February 18, 2010


Actually, there is one more thing that I want to say about It Takes A Wizard, and then I shall really shut up for the time being, because other things need to be written, are written, are being edited right now, and as much, uh, fun these columns have been... these new things are kind of important to me.

However, now that you know a few things, there is one more spread in the book I want you to compare, and that shows one more time you how much it was dumbed down in parts, raped and mutilated without my consent or knowledge.

This spread comes from Chapter Seven: The Eve Of Destruction, and it deals on two levels with worship as Everett talks about the past, while we see what is happening to Isaac in the present, just after he was revealed to his creation.

Let me give you a few spreads before, just as to provide context.

You can almost hear the writer roaring as he hammers away at the keyboard furiously. I'm going to Alan Moore the shit out of this, and fuck the limitations of manga! Rah! Rah! Rah! Every line, every piece of dialogue either enhances or contrasts the panels, every transition is carefully thought out (or so I tell myself as I dress in mighty robes, stand in front of my mirror, and whisper enchantments to tell Alan Moore; "I'm coming for you, you old bastard. You know magic? I know magic, and I'm going to bite your Roman snake god's head off!"

Funny aside here, when I told the publisher and the artist that I was going the full Watchmen when it came to transitions and to the idea of multi-layering dialogue, I was shocked to hear, yes, actually shocked that neither had never read anything by Moore and had no idea what I was talking about. Now, I can forgive a reader that. I can and I do. But when it comes to somebody in the industry? I consider that to be unforgiveable. A professional must know what is good/important/valuable in the industry they have chosen to work in. If you don't know these things, you are not a professional. That's like a movie producer telling you that he's never seen anything before 1999... oh, wait, that's a bad example.

Especially considering I once talked to a movie producer who had no idea, I repeat, no fucking idea about Where Eagles Dare. He looked at me with these vacant eyes of somebody who had nothing but a vacuum in his head, and finally said, "Isn't that the Disney movie?"

Here's a hint to all those so-called "professionals". Unless you don't know the history of your medium, unless you haven't read/watched all that is relevant, and by this I mean all the way back to Willhelm Bush (there are some that hint at old Japanese drawings from the 16th century, but since those drawings do not tell a story in motion, I consider those examples as mere forefathers of the graphic novel medium) when it comes to comic books and graphic novels, or all the way back to Milton when it comes to fantasy/horror/philosophy, or all the way back to at least Murnau when it comes to movies, don't fucking waste my time. I don't have the time nor do I have the inclination to explain shit to you that you as a "professional" should have at your fingertips. Nor do I have any respect for you, for you honestly do not respect your chosen profession. And that means the best you can hope for is to become an idiot savant, but more likely you will just be a retard with a business card.

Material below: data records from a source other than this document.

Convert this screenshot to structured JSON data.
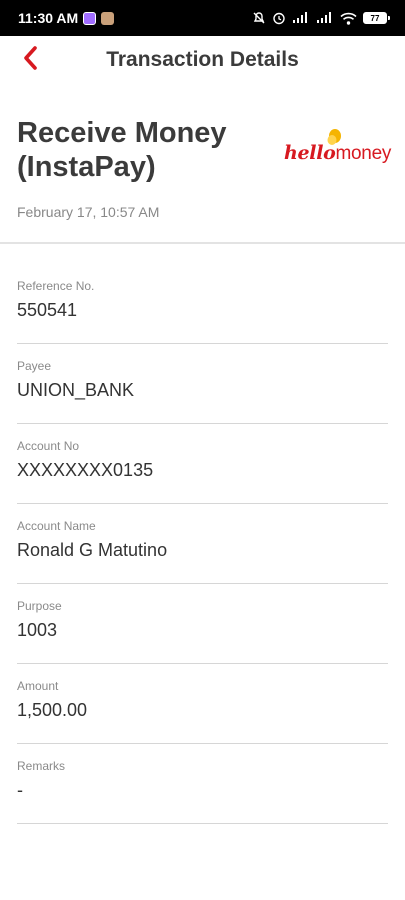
{
  "status_bar": {
    "time": "11:30 AM",
    "battery": "77",
    "icons": [
      "messenger-icon",
      "photo-icon",
      "mute-icon",
      "alarm-icon",
      "signal-icon",
      "signal-icon",
      "wifi-icon",
      "battery-icon"
    ]
  },
  "header": {
    "title": "Transaction Details",
    "back_icon": "chevron-left-icon",
    "accent_color": "#d71920"
  },
  "summary": {
    "type": "Receive Money (InstaPay)",
    "date": "February 17, 10:57 AM",
    "logo_hello": "hello",
    "logo_money": "money"
  },
  "details": [
    {
      "label": "Reference No.",
      "value": "550541"
    },
    {
      "label": "Payee",
      "value": "UNION_BANK"
    },
    {
      "label": "Account No",
      "value": "XXXXXXXX0135"
    },
    {
      "label": "Account Name",
      "value": "Ronald G Matutino"
    },
    {
      "label": "Purpose",
      "value": "1003"
    },
    {
      "label": "Amount",
      "value": "1,500.00"
    },
    {
      "label": "Remarks",
      "value": "-"
    }
  ]
}
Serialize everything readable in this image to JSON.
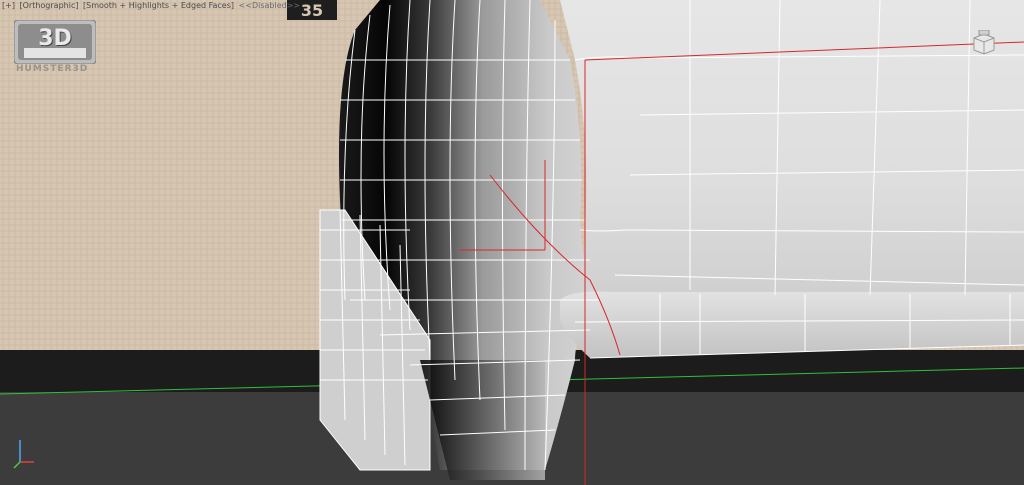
{
  "viewport": {
    "label_items": [
      "[+]",
      "[Orthographic]",
      "[Smooth + Highlights + Edged Faces]",
      "<<Disabled>>"
    ],
    "watermark_text": "HUMSTER3D",
    "logo_text": "3D",
    "wall_sign_text": "35"
  },
  "colors": {
    "wall": "#d6c6b2",
    "floor": "#3c3c3c",
    "baseboard": "#1c1c1c",
    "mesh_shade_light": "#d9d9d9",
    "mesh_shade_dark": "#050505",
    "wireframe": "#ffffff",
    "grid_line": "#2fbf3a",
    "bounding_red": "#d8262d"
  },
  "icons": {
    "viewcube": "viewcube-icon",
    "axis_gizmo": "axis-tripod-icon"
  }
}
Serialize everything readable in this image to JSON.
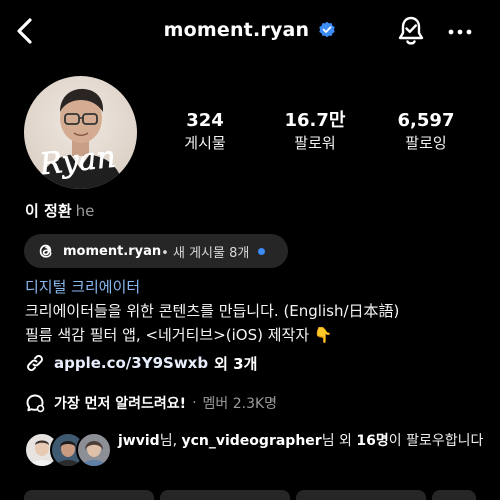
{
  "header": {
    "username": "moment.ryan",
    "verified": true,
    "back_icon": "chevron-left-icon",
    "bell_icon": "bell-icon",
    "more_icon": "more-horizontal-icon"
  },
  "profile": {
    "avatar_signature": "Ryan",
    "name": "이 정환",
    "pronouns": "he"
  },
  "stats": [
    {
      "value": "324",
      "label": "게시물"
    },
    {
      "value": "16.7만",
      "label": "팔로워"
    },
    {
      "value": "6,597",
      "label": "팔로잉"
    }
  ],
  "threads": {
    "handle": "moment.ryan",
    "suffix": " • 새 게시물 8개"
  },
  "bio": {
    "category": "디지털 크리에이터",
    "line1": "크리에이터들을 위한 콘텐츠를 만듭니다. (English/日本語)",
    "line2": "필름 색감 필터 앱, <네거티브>(iOS) 제작자 👇"
  },
  "link": {
    "url": "apple.co/3Y9Swxb",
    "extra": "외 3개"
  },
  "broadcast": {
    "text": "가장 먼저 알려드려요!",
    "separator": "·",
    "members": "멤버 2.3K명"
  },
  "mutual": {
    "name1": "jwvid",
    "t1": "님, ",
    "name2": "ycn_videographer",
    "t2": "님 외 ",
    "count": "16명",
    "t3": "이 팔로우합니다"
  },
  "colors": {
    "background": "#000000",
    "accent_blue": "#3d8cf5",
    "category_blue": "#8ab8f0",
    "chip_bg": "#262626"
  }
}
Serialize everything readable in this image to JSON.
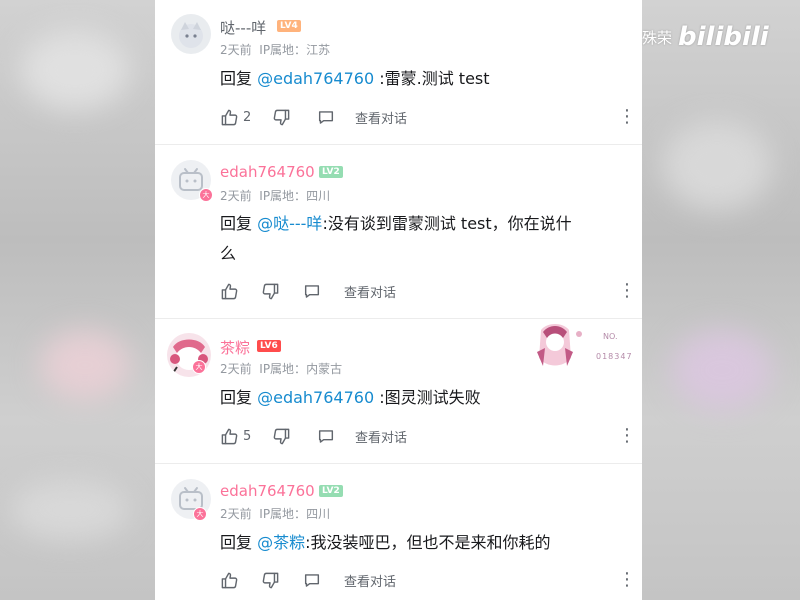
{
  "watermark": {
    "uploader": "雷霆殊荣",
    "logo": "bilibili"
  },
  "comments": [
    {
      "username": "哒---咩",
      "level": "LV4",
      "time": "2天前",
      "ip_label": "IP属地：",
      "ip_location": "江苏",
      "reply_prefix": "回复",
      "mention": "@edah764760",
      "text": ":雷蒙.测试   test",
      "likes": "2",
      "view_dialog": "查看对话"
    },
    {
      "username": "edah764760",
      "level": "LV2",
      "time": "2天前",
      "ip_label": "IP属地：",
      "ip_location": "四川",
      "reply_prefix": "回复",
      "mention": "@哒---咩",
      "text_line1": ":没有谈到雷蒙测试 test，你在说什",
      "text_line2": "么",
      "likes": "",
      "view_dialog": "查看对话"
    },
    {
      "username": "茶粽",
      "level": "LV6",
      "time": "2天前",
      "ip_label": "IP属地：",
      "ip_location": "内蒙古",
      "reply_prefix": "回复",
      "mention": "@edah764760",
      "text": ":图灵测试失败",
      "likes": "5",
      "view_dialog": "查看对话",
      "decoration_label": "NO.",
      "decoration_number": "018347"
    },
    {
      "username": "edah764760",
      "level": "LV2",
      "time": "2天前",
      "ip_label": "IP属地：",
      "ip_location": "四川",
      "reply_prefix": "回复",
      "mention": "@茶粽",
      "text": ":我没装哑巴，但也不是来和你耗的",
      "likes": "",
      "view_dialog": "查看对话"
    }
  ],
  "avatar_badge": "大",
  "colors": {
    "lv2": "#95ddb2",
    "lv4": "#ffb37c",
    "lv6": "#ff4c4c",
    "mention": "#178bcf",
    "vip_name": "#fb7299"
  },
  "icons": [
    "thumb-up-icon",
    "thumb-down-icon",
    "comment-bubble-icon",
    "more-vertical-icon"
  ]
}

Anyway, in these scenes I wanted to contrast the three strands of the plot as they all came together, (a) the fear of the military outside, (b) Isaac being recognised as god by his creation and (c) let Bonaventura reveal, in a subtle way, that this is exactly what he wanted.

And this brings us to the spread here, and this is what you should have read.

You know what my first thought was? Back then? When the reports came in? About monsters in Manhattan? Everett says, while we see the creatures surrounding Isaac, their god, having come back for them, and they all want a piece of him, want to be part of him, want to be touched by him (Incidentally, just as Olaf Stapledon once wrote in the mighty novel The Starmaker, one of the very notions of godhood is that you don't want, don't need and don't like to be worshipped. A creation always wants to worship its maker, the maker does not care that much about that adulation. Find the novel. Read it. It's good for a philosophical discourse... and it is the reason why Isaac just a few pages later tells them to Go! Away! )

Mass hysteria, Everett says. How could it have been anything else?

It reinforces the notion of godhood, of religion, of something that can drive you insane, of something that fucks with your mind, of something that stands far outside of what we conceive and perceive as scientifically proven reality.

Now, what did you read in the published version?

It's about time, Everett says in the same sequence. The chickens have come home to roost.

Are you kidding me? Are you fucking kidding me? One of the most mundane, dumbest proverbs that has no relation to the scene at hand? And then it continues, and I'm not going to write it all down here, but dear god, what was overwritten there by the two retards at hand... makes me want to throw up in my mouth, even months later.